Friday’s Capitol Connection breakfast at the Rutherford County Chamber of Commerce brought together the county’s state legislative delegation to discuss issues coming before the Tennessee General Assembly that affect area small businesses.
State Sen. Bill Ketron (R-Murfreesboro) began the discussion with an update of state revenue projections and the current unemployment rate.
He said year-to-date revenues exceed budget projections by $251 million and the unemployment rate in Tennessee dropped to 8.2 percent in January, 3/10 of 1 percent lower than the national average.
State Sen. Jim Tracy (R-Shelbyville) echoed Ketron’s positive economic outlook, informing the audience that the U.S. Chamber of Commerce recently ranked Tennessee first in the nation for low taxes and regulatory climate.
State Reps. Mike Sparks (R-Smyrna) and Rick Womick (R-Rockvale) both noted the tight constraints being placed on state funding during the economic downturn.
“If there’s a fiscal note on any of these bills, they’re not going anywhere,” Womick said.

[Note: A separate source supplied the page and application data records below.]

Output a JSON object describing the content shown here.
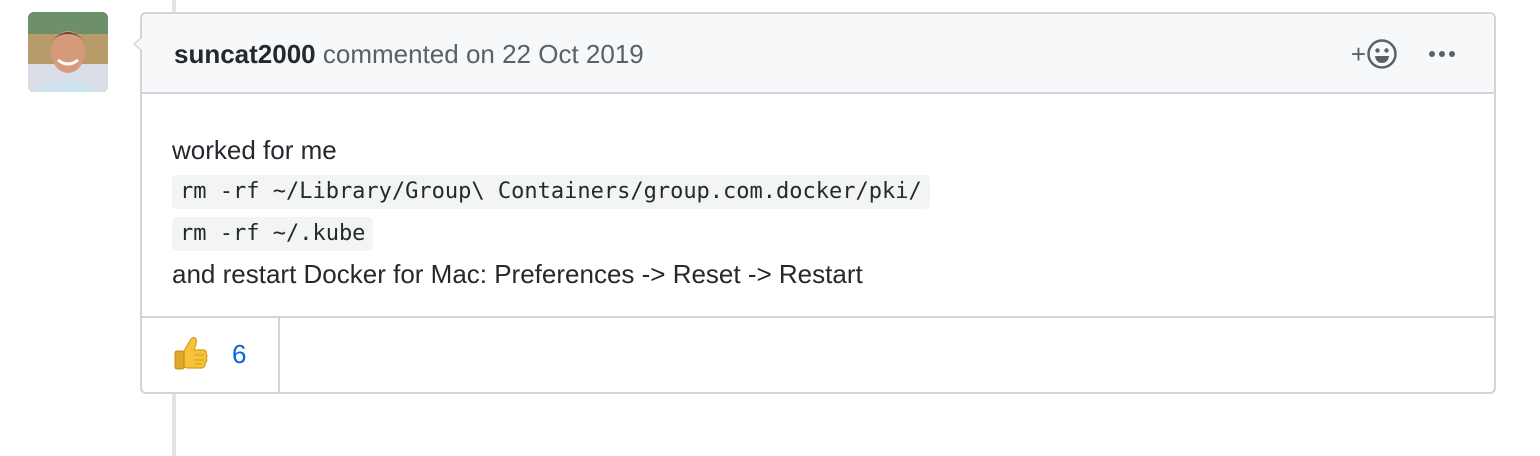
{
  "comment": {
    "author": "suncat2000",
    "action_text": "commented on 22 Oct 2019",
    "body": {
      "intro": "worked for me",
      "code_lines": [
        "rm -rf ~/Library/Group\\ Containers/group.com.docker/pki/",
        "rm -rf ~/.kube"
      ],
      "outro": "and restart Docker for Mac: Preferences -> Reset -> Restart"
    },
    "header_actions": {
      "add_reaction_icon": "smiley-plus-icon",
      "more_options_icon": "kebab-horizontal-icon"
    },
    "reactions": [
      {
        "emoji": "thumbs-up-icon",
        "count": "6"
      }
    ]
  },
  "colors": {
    "border": "#d1d5da",
    "header_bg": "#f6f8fa",
    "link_blue": "#0366d6",
    "muted_text": "#586069"
  }
}
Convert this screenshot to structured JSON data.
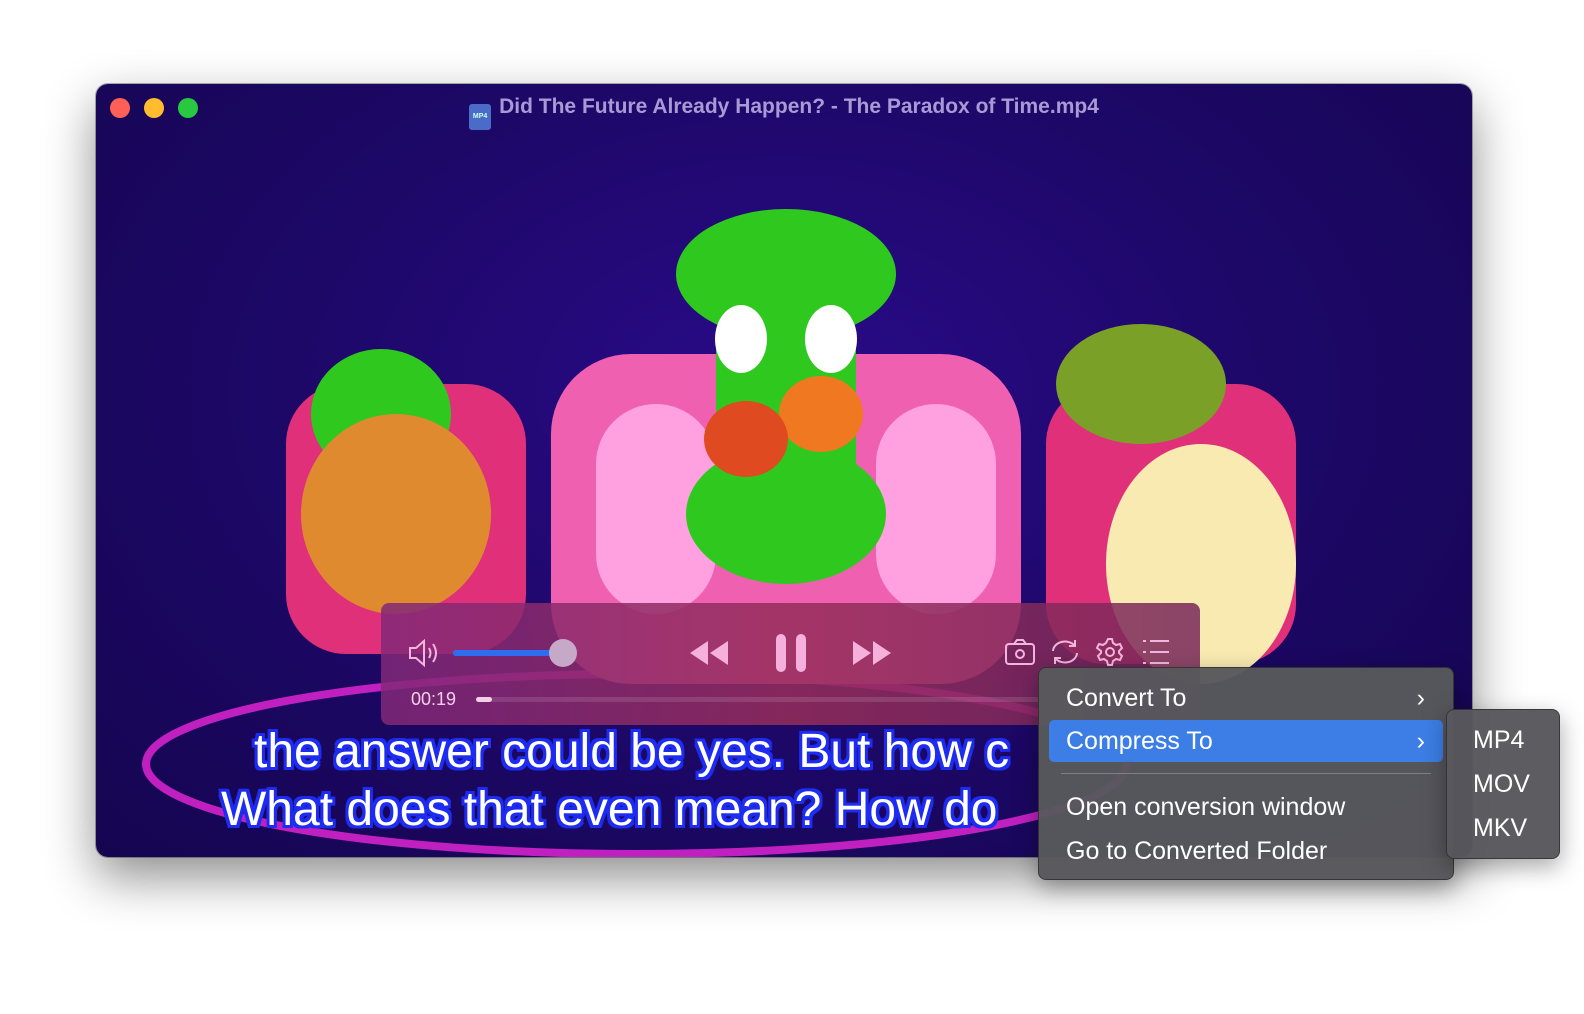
{
  "window": {
    "title": "Did The Future Already Happen?  - The Paradox of Time.mp4",
    "file_badge": "MP4"
  },
  "colors": {
    "accent": "#3c7ee6",
    "subtitle_outline": "#1d2cf0",
    "background": "#1d0868"
  },
  "player": {
    "elapsed": "00:19",
    "volume_fraction": 1.0,
    "progress_fraction": 0.02,
    "state": "playing"
  },
  "subtitles": {
    "line1": "the answer could be yes. But how c",
    "line2": "What does that even mean? How do"
  },
  "menu": {
    "items": [
      {
        "label": "Convert To",
        "submenu": true
      },
      {
        "label": "Compress To",
        "submenu": true,
        "highlighted": true
      },
      {
        "label": "Open conversion window"
      },
      {
        "label": "Go to Converted Folder"
      }
    ]
  },
  "submenu": {
    "items": [
      "MP4",
      "MOV",
      "MKV"
    ]
  }
}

Sparks, though, offered one budget item which he considered a top priority.
“The Motlow expansion should be the first priority for this delegation,” he said.
He also cited the expansion of the definition for illegal synthetic drugs as a priority in combating their sale and use.
Womick said his priority during this session is making sure changes are made to the new teacher evaluation system in Tennessee’s public schools.
“My passion: teachers,” he said.
Womick has sponsored a non-binding resolution requesting the state’s Board of Education to revamp the evaluation system, reducing the number of required evaluations and seeking more input from teachers.
Local attorney Bricke Murfree asked the delegation about its effort to reduce or eliminate the Hall Income Tax and Estate Tax.
“I represent clients who are considering whether to stay in Tennessee or move to states such as Florida in order to escape these taxes on their estates once they pass away.” Murfree said. “Should our citizens have to choose where they die?”
State Rep. Joe Carr (R-Lascassas) responded he is seeking in the short term a reduction in the estate tax, but that his longterm goal is ending the tax altogether.
He proposed making up the budget shortfall by expanding the sin tax to include establishments which sell pornography, noting that such establishments lower property values by an estimated 20 to 30 percent.
“This additional tax would raise state revenue by more than $50 million, making the elimination of the estate tax revenue neutral,” he said.
One attendee asked when the State Route 840 project would finally be completed and was informed by Tracy that “a ribbon cutting for the project is scheduled for Dec. 12, 2012.”
“Isn’t that when the world ends?” asked another attendee.
His comment brought uproarious laughter.